Democrats eye slipping waiver for Biden’s defense pick into spending bill

Multiple Democrats on the House Armed Services Committee have argued against the last-minute maneuver, saying the issue should be hashed out in public hearings early next January as had already been planned. House Armed Services Chair Adam Smith (D-Wash.) has made clear that he supports bringing in Austin to testify next month before any vote on a waiver.

Clyburn and other Biden allies say they do support including the waiver in the spending bill, which was first reported by Axios.

“The waiver is an important issue, and one that members are going to have to decide on. … I am 100 percent supportive of his nomination, of people supporting the waiver,” Rep. Steven Horsford (D-Nev.), who leads the Biden transition task force for the Congressional Black Caucus, said in an interview.

Asked if he would back slipping a waiver into the spending bill, Horsford said: “I would support an approach like that.”

Sen. Jack Reed (D-R.I.), the top Democrat on the Senate Armed Services Committee, is also supportive of the effort by Democratic leaders to tuck a waiver for Austin into the funding bill, according to a source familiar with the matter.

After backing a waiver for President Donald Trump’s first Defense secretary, Jim Mattis, in 2017, Reed said at the time that he would not support granting another exemption to the seven-year rule. The Rhode Island Democrat has since backtracked, saying in a statement this month that “one cannot separate the waiver from the individual who has been nominated.”

A spokesperson for Reed said that while senators have been discussing procedural options for the Austin waiver, Reed “has not asked for it to be included” in the funding bill.

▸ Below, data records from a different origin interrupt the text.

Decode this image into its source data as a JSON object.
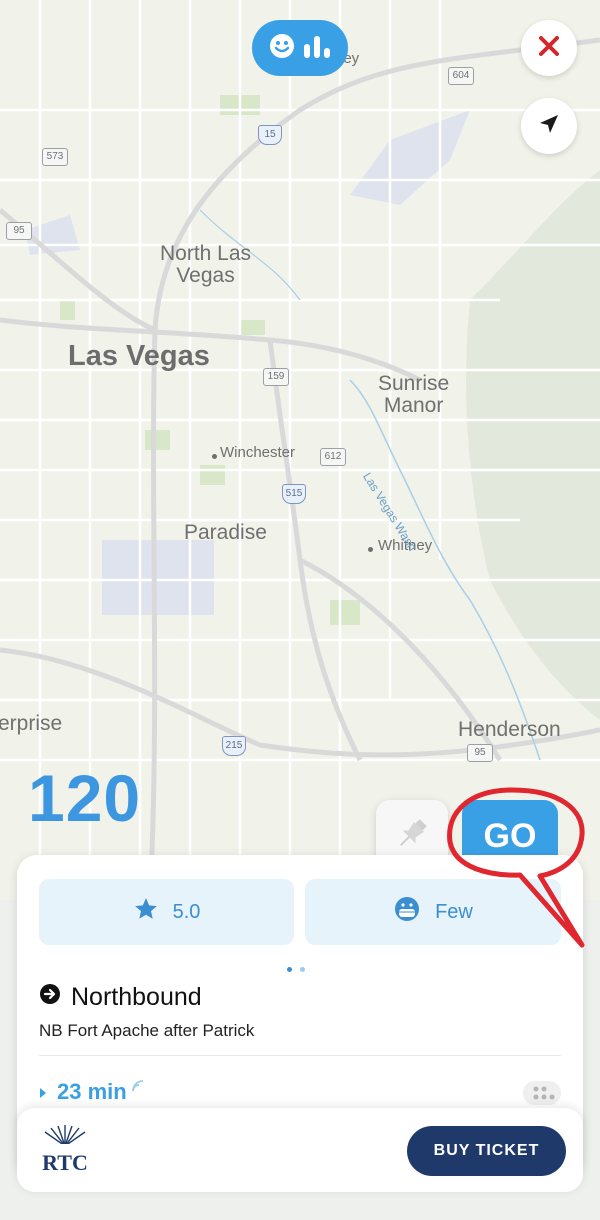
{
  "map": {
    "places_big": [
      "Las Vegas"
    ],
    "places_medium": [
      "North Las\nVegas",
      "Sunrise\nManor",
      "Paradise",
      "Henderson"
    ],
    "places_small": [
      "Winchester",
      "Whitney",
      "Las Vegas Wash"
    ],
    "places_cut": [
      "erprise",
      "ley"
    ],
    "route_shields": [
      "15",
      "573",
      "95",
      "159",
      "612",
      "515",
      "215",
      "95",
      "604"
    ]
  },
  "rate_icons": [
    "smile-icon",
    "bar-chart-icon"
  ],
  "close_icon": "close-icon",
  "locate_icon": "location-arrow-icon",
  "route_number": "120",
  "pin_icon": "pin-icon",
  "go_label": "GO",
  "card": {
    "rating": "5.0",
    "crowding": "Few",
    "direction": "Northbound",
    "stop_name": "NB Fort Apache after Patrick",
    "eta": "23 min"
  },
  "bottom": {
    "logo_text": "RTC",
    "buy_label": "BUY TICKET"
  },
  "colors": {
    "accent": "#3aa0e6",
    "navy": "#1f3a6a",
    "close_red": "#d3262a",
    "callout_red": "#e0262e"
  }
}
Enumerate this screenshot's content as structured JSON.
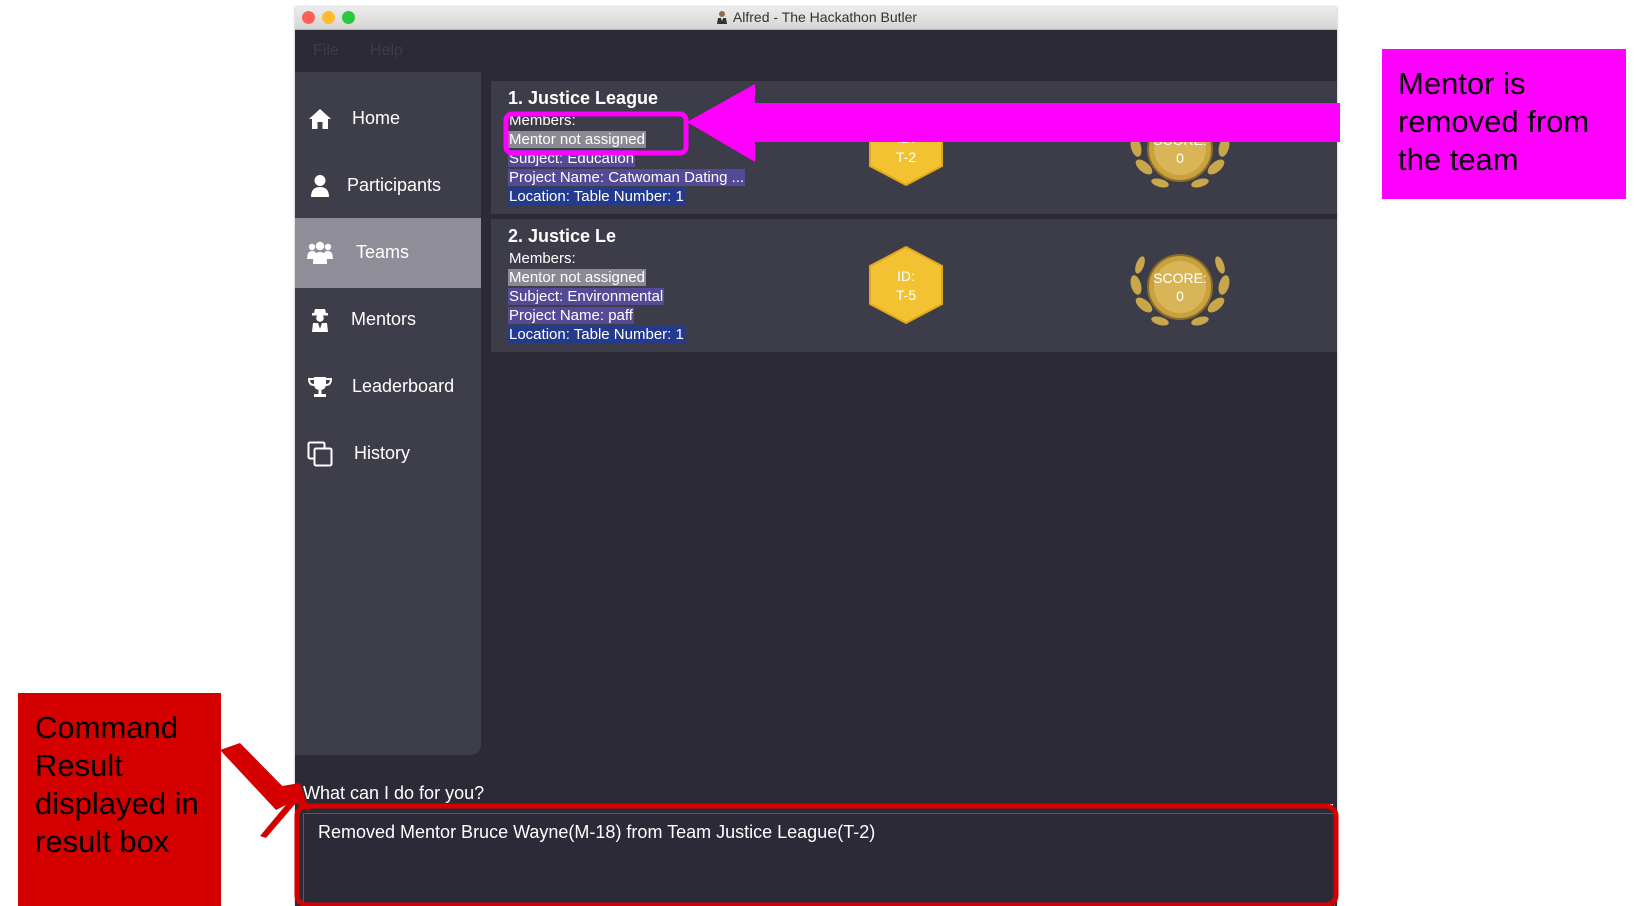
{
  "window": {
    "title": "Alfred - The Hackathon Butler"
  },
  "menu": {
    "file": "File",
    "help": "Help"
  },
  "sidebar": {
    "items": [
      {
        "label": "Home",
        "icon": "home-icon",
        "active": false
      },
      {
        "label": "Participants",
        "icon": "person-icon",
        "active": false
      },
      {
        "label": "Teams",
        "icon": "group-icon",
        "active": true
      },
      {
        "label": "Mentors",
        "icon": "mentor-icon",
        "active": false
      },
      {
        "label": "Leaderboard",
        "icon": "trophy-icon",
        "active": false
      },
      {
        "label": "History",
        "icon": "history-icon",
        "active": false
      }
    ]
  },
  "teams": [
    {
      "title": "1.  Justice League",
      "members": "Members:",
      "mentor": "Mentor not assigned",
      "subject": "Subject: Education",
      "project": "Project Name: Catwoman Dating ...",
      "location": "Location:  Table Number: 1",
      "id_label": "ID:",
      "id_value": "T-2",
      "score_label": "SCORE:",
      "score_value": "0"
    },
    {
      "title": "2.  Justice Le",
      "members": "Members:",
      "mentor": "Mentor not assigned",
      "subject": "Subject: Environmental",
      "project": "Project Name: paff",
      "location": "Location:  Table Number: 1",
      "id_label": "ID:",
      "id_value": "T-5",
      "score_label": "SCORE:",
      "score_value": "0"
    }
  ],
  "command": {
    "prompt": "What can I do for you?",
    "result": "Removed Mentor Bruce Wayne(M-18) from Team Justice League(T-2)"
  },
  "annotations": {
    "mentor_callout": " Mentor is removed from the team",
    "result_callout": "Command Result displayed in result box"
  },
  "colors": {
    "callout_magenta": "#ff00ff",
    "callout_red": "#d40000",
    "app_background": "#2b2a36",
    "sidebar_active": "#8f8e98"
  }
}
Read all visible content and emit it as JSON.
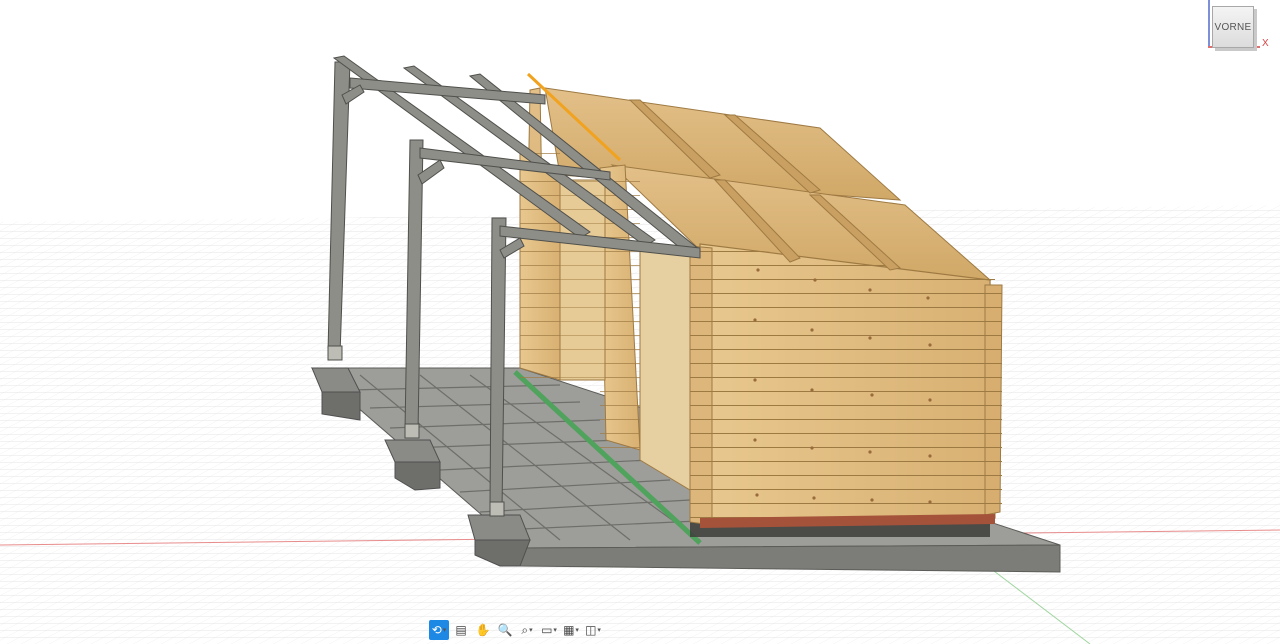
{
  "viewcube": {
    "face_label": "VORNE",
    "axis_x_label": "X"
  },
  "toolbar": {
    "items": [
      {
        "name": "orbit-tool-button",
        "icon": "orbit-icon",
        "glyph": "⟲",
        "active": true,
        "dropdown": true
      },
      {
        "name": "look-at-button",
        "icon": "look-at-icon",
        "glyph": "▤",
        "active": false,
        "dropdown": false
      },
      {
        "name": "pan-button",
        "icon": "hand-icon",
        "glyph": "✋",
        "active": false,
        "dropdown": false
      },
      {
        "name": "zoom-button",
        "icon": "zoom-icon",
        "glyph": "🔍",
        "active": false,
        "dropdown": false
      },
      {
        "name": "fit-button",
        "icon": "zoom-fit-icon",
        "glyph": "⌕",
        "active": false,
        "dropdown": true
      },
      {
        "name": "display-settings-button",
        "icon": "monitor-icon",
        "glyph": "▭",
        "active": false,
        "dropdown": true
      },
      {
        "name": "grid-settings-button",
        "icon": "grid-icon",
        "glyph": "▦",
        "active": false,
        "dropdown": true
      },
      {
        "name": "viewports-button",
        "icon": "viewports-icon",
        "glyph": "◫",
        "active": false,
        "dropdown": true
      }
    ]
  },
  "colors": {
    "wood": "#dcb67d",
    "wood_dark": "#b98f52",
    "steel": "#8c8c86",
    "steel_dark": "#6a6a66",
    "concrete": "#9a9a96",
    "selected_edge": "#f1a21e",
    "green_edge": "#4fa35c",
    "grid": "#d6d6d6",
    "axis_red": "#e25555"
  }
}
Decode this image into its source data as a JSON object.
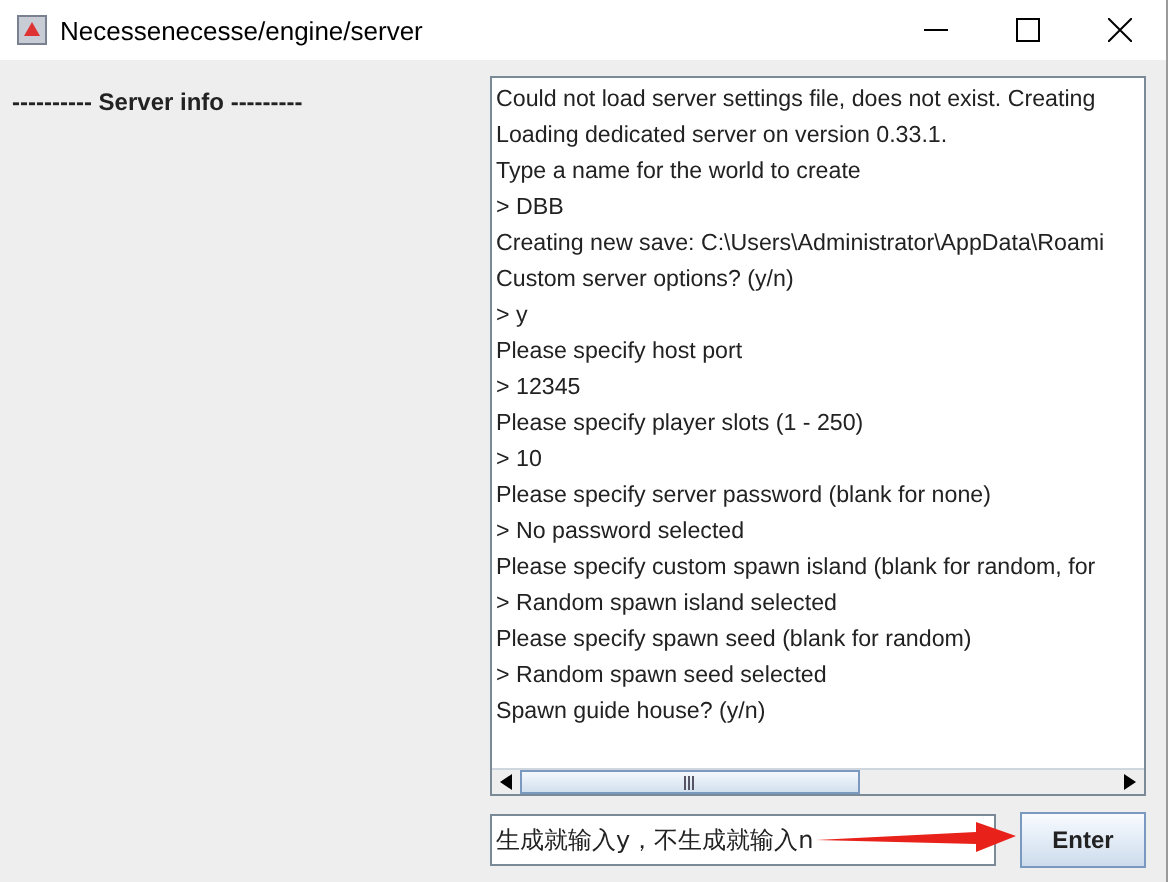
{
  "window": {
    "title": "Necessenecesse/engine/server"
  },
  "sidebar": {
    "heading": "---------- Server info ---------"
  },
  "console": {
    "lines": [
      "Could not load server settings file, does not exist. Creating",
      "Loading dedicated server on version 0.33.1.",
      "Type a name for the world to create",
      "> DBB",
      "Creating new save: C:\\Users\\Administrator\\AppData\\Roami",
      "Custom server options? (y/n)",
      "> y",
      "Please specify host port",
      "> 12345",
      "Please specify player slots (1 - 250)",
      "> 10",
      "Please specify server password (blank for none)",
      "> No password selected",
      "Please specify custom spawn island (blank for random, for",
      "> Random spawn island selected",
      "Please specify spawn seed (blank for random)",
      "> Random spawn seed selected",
      "Spawn guide house? (y/n)"
    ]
  },
  "input": {
    "value": "生成就输入y，不生成就输入n"
  },
  "enter_button": {
    "label": "Enter"
  }
}
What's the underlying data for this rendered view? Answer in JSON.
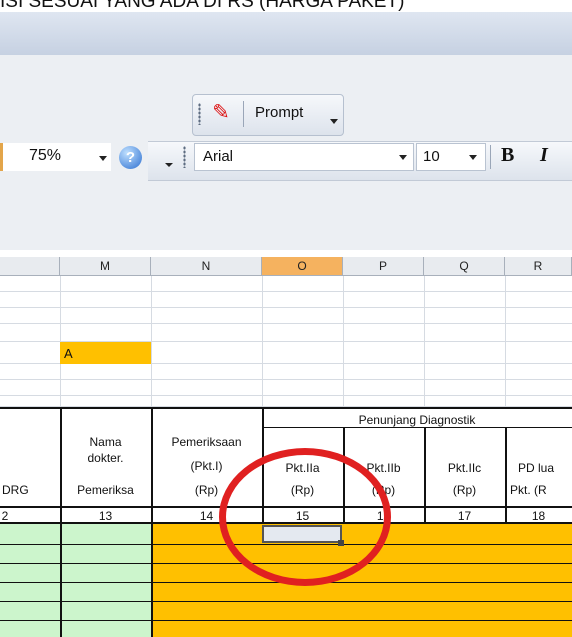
{
  "title_strip_text": "ISI SESUAI YANG ADA DI RS (HARGA PAKET)",
  "prompt_toolbar": {
    "icon": "pdf-icon",
    "label": "Prompt"
  },
  "formatting_toolbar": {
    "zoom": "75%",
    "help_symbol": "?",
    "font": "Arial",
    "font_size": "10",
    "bold": "B",
    "italic": "I"
  },
  "columns": [
    "M",
    "N",
    "O",
    "P",
    "Q",
    "R"
  ],
  "selected_column": "O",
  "cell_value_A": "A",
  "group_header": "Penunjang Diagnostik",
  "headers": {
    "col_l": "DRG",
    "col_m": [
      "Nama",
      "dokter.",
      "Pemeriksa"
    ],
    "col_n": [
      "Pemeriksaan",
      "(Pkt.I)",
      "(Rp)"
    ],
    "col_o": [
      "Pkt.IIa",
      "(Rp)"
    ],
    "col_p": [
      "Pkt.IIb",
      "(Rp)"
    ],
    "col_q": [
      "Pkt.IIc",
      "(Rp)"
    ],
    "col_r": [
      "PD lua",
      "Pkt.  (R"
    ]
  },
  "numbers": [
    "2",
    "13",
    "14",
    "15",
    "16",
    "17",
    "18"
  ],
  "colors": {
    "yellow": "#ffc000",
    "green": "#ccf5cc",
    "selected_header": "#f5b25f",
    "annotation": "#e02020"
  }
}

The issue poses a dilemma for some Democrats, who are afraid to be seen as holding up the nomination for the nation’s first Black defense secretary — but also don’t want to be seen as hypocritical after refusing to support a similar process for Mattis.

House Majority Leader Steny Hoyer (D-Md.), too, suggested Friday that he supported a full debate on the waiver.

“It’s nothing against Austin … but I think there needs to be debate about it,” Hoyer told reporters. “And I think Austin will be approved. So, it has nothing to do with the individual.”

Senate Minority Leader Chuck Schumer has called Austin a “very good nominee” but has declined to publicly address the waiver issue. A spokesperson for Schumer declined to comment on whether to include it in the spending bill.

The internal disagreement over the spending bill, though, may ultimately be a moot point: Several sources said they were skeptical Republicans would agree to add the language, though discussions remained in flux Friday afternoon.

Including a waiver in the funding bill would help Democrats avoid the thorny issue. Indeed, some Democrats have privately grumbled about Biden choosing a nominee who requires a waiver.

In 2017, 17 Democratic senators voted against granting a waiver to Mattis; a significant chunk of that group has already gone on record opposing one for Austin, too. Enough Republicans will likely support a waiver for Austin that it won’t be an issue for his nomination.

Passing the waiver in the omnibus would bypass the committee process and notably undercut Smith, who has said Austin should testify before the panel before it votes on yet another waiver. The Washington state Democrat received assurances from Biden’s transition team that they’ll make Austin available to testify in the House as part of his confirmation process.

“If we have to vote on it, then we ought to have the nominee before our committee so that we can ask questions about his understanding of civilian control of the military and to reassure ourselves,” Smith said in an interview last week with MSNBC.

Smith and most House Democrats opposed a waiver for Mattis to serve as Defense secretary after Trump’s transition team barred the retired Marine general from testifying in the House. The waiver for Mattis still easily passed the House and Senate.

Congress has only granted the waiver twice — the first was for legendary Army Gen. George Marshall and the second was for Mattis.

Clyburn’s office, in a statement, confirmed that he supports the granting of a waiver in the omnibus package.

“Gen. Mattis’s waiver was approved without a House hearing, so the precedent has been set,” a Clyburn spokeswoman said.

The discussion of a waiver is among several last-minute issues surrounding the $1.4 trillion omnibus spending package. Federal cash expires at midnight, but the spending bill has been held up as congressional leaders attempt to clinch a long-awaited coronavirus relief deal.

A similar debate played out four years ago, when congressional Republicans weighed whether to use an end-of-year government funding bill to ease Mattis’ confirmation. Lawmakers agreed to include an expedited process for the Senate to consider a waiver for Mattis, but not the waiver itself.

Caitlin Emma and Heather Caygle contributed to this report.